Communities consider shared emergency services study
By Gail Peckler-Dziki~Correspondent
Representatives from seven communities west of I-94 and one hospital gathered at the Bristol Village Hall on March 18 to hear a presentation by representatives from the International City/County Managers Association (ICMA) discuss a possible study regarding emergency services.
Representatives from the towns of Salem, Wheatland, Paris, Somers and Randall and the villages of Silver Lake and Bristol as well as United Hospital Systems were present.
Joe Pozzo, senior manager for fire and EMS, explained three models of consolidation alternatives. The first is a functional consolidation. This would involve retaining separate fire departments and consolidating functional areas like fire prevention efforts, training or a joint training center.
The second is a partial consolidation that would still retain separate fire departments but include agreements to address specific challenges like joint station staffing and shared jurisdictional response.
The third is a full consolidation where separate fire and emergency departments are merged into one fire department through a formal process.
Pozzo explained that his company would receive data from all participating departments. “We would look at response times, workload, volunteer turn-out and on-response along with other operational and fiscal information for one year from each department to establish benchmarks.”
ICMA would be looking at both fiscal and operational efficiency. The company would provide GIS (geographic information system) mapping that would show where most calls generate and also include future land use plan information.
The estimated cost would be $1 per capita. That means the Town of Salem, with a population of over 12,000 would pay over $12,000, while the village of Silver Lake with a population of about 2,500 would pay that amount in dollars.

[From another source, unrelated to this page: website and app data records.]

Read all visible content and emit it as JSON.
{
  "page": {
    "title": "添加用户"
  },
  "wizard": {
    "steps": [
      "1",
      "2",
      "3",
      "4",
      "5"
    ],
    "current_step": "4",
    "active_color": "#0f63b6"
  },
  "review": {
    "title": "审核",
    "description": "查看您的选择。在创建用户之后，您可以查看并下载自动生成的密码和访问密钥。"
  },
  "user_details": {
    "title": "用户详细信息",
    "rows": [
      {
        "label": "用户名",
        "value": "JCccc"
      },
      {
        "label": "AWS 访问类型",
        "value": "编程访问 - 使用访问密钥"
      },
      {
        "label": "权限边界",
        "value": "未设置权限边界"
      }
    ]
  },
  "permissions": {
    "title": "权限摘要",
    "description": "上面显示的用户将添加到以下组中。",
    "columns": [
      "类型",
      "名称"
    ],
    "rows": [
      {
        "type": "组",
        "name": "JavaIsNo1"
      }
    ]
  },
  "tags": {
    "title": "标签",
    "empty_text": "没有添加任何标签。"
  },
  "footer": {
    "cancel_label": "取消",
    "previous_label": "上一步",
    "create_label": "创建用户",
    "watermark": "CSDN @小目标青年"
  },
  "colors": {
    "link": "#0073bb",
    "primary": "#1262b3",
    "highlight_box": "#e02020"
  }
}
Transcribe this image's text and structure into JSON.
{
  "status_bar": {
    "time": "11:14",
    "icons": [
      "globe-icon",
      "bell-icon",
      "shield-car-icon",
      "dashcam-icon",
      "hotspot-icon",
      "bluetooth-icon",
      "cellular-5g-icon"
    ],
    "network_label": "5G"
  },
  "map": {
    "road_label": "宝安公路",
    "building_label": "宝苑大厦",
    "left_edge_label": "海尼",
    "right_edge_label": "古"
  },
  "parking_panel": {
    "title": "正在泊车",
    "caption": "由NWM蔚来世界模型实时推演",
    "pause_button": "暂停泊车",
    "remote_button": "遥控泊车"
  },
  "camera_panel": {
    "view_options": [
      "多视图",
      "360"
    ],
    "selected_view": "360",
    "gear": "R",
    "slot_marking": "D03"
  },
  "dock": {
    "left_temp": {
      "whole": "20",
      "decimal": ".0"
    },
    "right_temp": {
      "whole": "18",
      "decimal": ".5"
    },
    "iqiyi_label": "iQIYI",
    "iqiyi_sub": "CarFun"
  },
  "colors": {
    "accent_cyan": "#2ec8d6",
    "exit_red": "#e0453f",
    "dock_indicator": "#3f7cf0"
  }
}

Salem Town Chairman Diann Tesar later said that price tag was a consideration, “Although there is a possibility that we could save that using information from the study.”
The Village of Paddock Lake contracts fire and rescue services from the Town of Salem and, according to village president Marlene Goodson, has no intention of participating in the study. “We get a great deal on great services from Salem.”
Silver Lake Village President Jeff Albrecht has expressed interest in the study, considering difficulties Silver Lake experiences regarding the funding of replacement equipment and finding volunteers. Recently the village hired one firefighter to be in the fire department during the day.
May 1 is the deadline for municipalities to discuss the study and decide whether or not to participate. Bristol Administrator Randy Kerkman had draft intergovernmental agreements for representatives to bring back to full boards. Bristol will act on behalf of those who wish to participate, collecting and dispersing funds for the study.
Who is the ICMA?
The ICMA was founded in 1914 as the City Manager’s Association and interested in the development of the council-manager form of local government, combining the experience of an appointed local government manager or administrator with the political leadership of elected officials.
The City Managers’ Association was formed to bring reform and accountability to local governments and to advocate for professional management in local government.
The name was changed in 1989 to the International City/County Management Association (ICMA) to reflect the diversity of its expanding membership.
Today ICMA represents 8,000 local government executives and urban experts in 28 countries. Headquartered in Washington, D.C., ICMA has two permanent offices outside the United States: ICMA Latinoamérica, located in Mexico, and ICMA South Asia, located in India. Current project locations include Bolivia, Sri Lanka, and Afghanistan.